§ H. TYLER (Great Yarmouth)
Last week, in the course of some remarks on the Home Office upon a Motion to reduce the salary of the Home Secretary, the junior Member for Northampton (Mr. Bradlaugh), as reported in the Times, made use of these words:—The Chairman of the Rhymney Iron Works, Wales, had boasted that it paid the company better to pay the fines that were inflicted and the expenses than to comply with the law.There is not the slightest foundation for that statement; it is entirely and absolutely untrue. On the Wednesday after that statement was made I met the hon. Member and asked him what authority he had for it, and I told him that it was not true, on which he said that he had a justification for it in a statement sent to him by a Mr. Dixon, of Rhymney, and signed by Mr. Dixon and other gentlemen. I went down to Wales at the end of last week and saw Mr. Dixon, and he said that he had made no such statement; and that the only statement he had made, signed by himself and other gentlemen, was one which had been sent to the Home Office and also a copy of it to the hon. Member for Northampton, and that it contained no such allegation. I asked Mr. Dixon whether he could allow me to see the statement so forwarded, but he was not able to find his copy of it; and I also asked the hon. Member for Northampton to allow me to see it, but he declined to do so. I obtained, however, elsewhere a copy of the paper sent to the Home Office and the hon. Member—the only document of the sort sent by Mr. Dixon—and I find that it does not contain anything like the statement in question. But I have, further, positive proof that I never made such an unworthy boast. Every word which I have said at the meetings of the company has been taken down by a competent shorthand writer, and no such boast is to be found among them. I think, in such circumstances, I may fairly call upon the hon. Member either to justify or withdraw his statement. When I informed the hon. Member that I would bring the matter before the House to-day I re- 1566 ceived a note which, as it seems to me to assume the form of a threat, I think I had better read to the House:—Mr. Bradlaugh presents his compliments to Sir H. W. Tyler, and begs to inform him that, on any explanation being made or statement offered in the House on Thursday, the Home Secretary will be asked to communicate to the House any reports made officially to the Home Office on alleged breaches of the Truck Act at Rhymney during the past 12 months.The company will be quite prepared to meet, at the proper time and place, these further questions but they do not affect the question whether I made the unworthy boast which I am alleged to have made and which I entirely deny.
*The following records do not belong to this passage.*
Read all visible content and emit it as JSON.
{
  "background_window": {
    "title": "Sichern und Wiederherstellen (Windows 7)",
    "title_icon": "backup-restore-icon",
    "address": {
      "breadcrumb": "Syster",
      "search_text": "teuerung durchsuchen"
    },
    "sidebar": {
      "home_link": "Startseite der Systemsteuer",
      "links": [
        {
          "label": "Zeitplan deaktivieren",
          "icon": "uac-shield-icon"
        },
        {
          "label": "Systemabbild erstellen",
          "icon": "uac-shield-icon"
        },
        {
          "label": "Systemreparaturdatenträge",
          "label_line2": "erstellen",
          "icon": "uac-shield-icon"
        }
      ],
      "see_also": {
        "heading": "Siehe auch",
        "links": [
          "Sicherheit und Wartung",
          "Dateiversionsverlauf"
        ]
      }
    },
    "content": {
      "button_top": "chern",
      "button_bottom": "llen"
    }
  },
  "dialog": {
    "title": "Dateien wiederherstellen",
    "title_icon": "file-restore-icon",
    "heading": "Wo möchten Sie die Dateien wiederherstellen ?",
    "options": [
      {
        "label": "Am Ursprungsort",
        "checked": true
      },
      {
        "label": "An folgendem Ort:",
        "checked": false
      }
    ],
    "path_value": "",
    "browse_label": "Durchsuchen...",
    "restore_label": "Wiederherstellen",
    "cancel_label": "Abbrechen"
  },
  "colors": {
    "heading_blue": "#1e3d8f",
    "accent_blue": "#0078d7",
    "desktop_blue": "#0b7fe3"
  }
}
§ *MR. BRADLAUGH (Northampton)
I can only say the statement I made was made on the authority of Mr. Dixon, of Rhymney, and I have a letter from Mr. Dixon, dated May 3rd, in reference to that. If the allegation that the hon. Member made the statement at a meeting of shareholders is denied by him, it would be my duty to accept that denial and not persist in the allegation; but when the hon. Member adds that the statement made by Mr. Dixon does not contain that allegation, it becomes my duty to read the following letter from Mr. Dixon, dated May 3rd:—Sir Henry Tyler called upon me last evening respecting a statement made in your speech in the House of Commons that the Chairman of the Rhymney Iron Company had boasted, at a shareholders' meeting, that he would rather pay fines than give up the Truck shop, and that you stated to him when he met you that the statement sent you, signed by Mr. Dixon and two other gentlemen in Rhymney, was your authority. As I have mislaid my copy, and cannot trust to memory as to the contents, I shall be glad if you would kindly favour me with a copy of it in order that I may know its exact wording.I wrote at once to Mr. Dixon and to the hon. Member opposite stating that I would search fur Mr. Dixon's letter, but that, as it contained other allegations as to breaches of the Truck Act by the Rhymney Company, I could not furnish him then with a copy. The letter I received a year and a half ago, and I have not yet found it. I am perfectly sure that I have it, as all my papers relating to the Truck Acts are tied up in one bundle. But I made the statement on written authority which was not the authority that was rendered to the Home Office. Unless Mr. Dixon 1567 furnished a copy of his letter, I do not see how the hon. Member could have obtained it. As to the letter from myself, I did not know how far the hon. Member's personal explanation was intended to extend. The charge against him was also that he was now breaking the Truck Act, and I wanted, if the hon. Member had denied it, to prove that by the Reports of the Factory Inspectors. As far as the denial of words personally used is concerned, I am glad to accept—and I do accept—the disclaimer of the hon. Gentleman; but I justify myself to the House on the authority I have given and of Inspectors' Reports.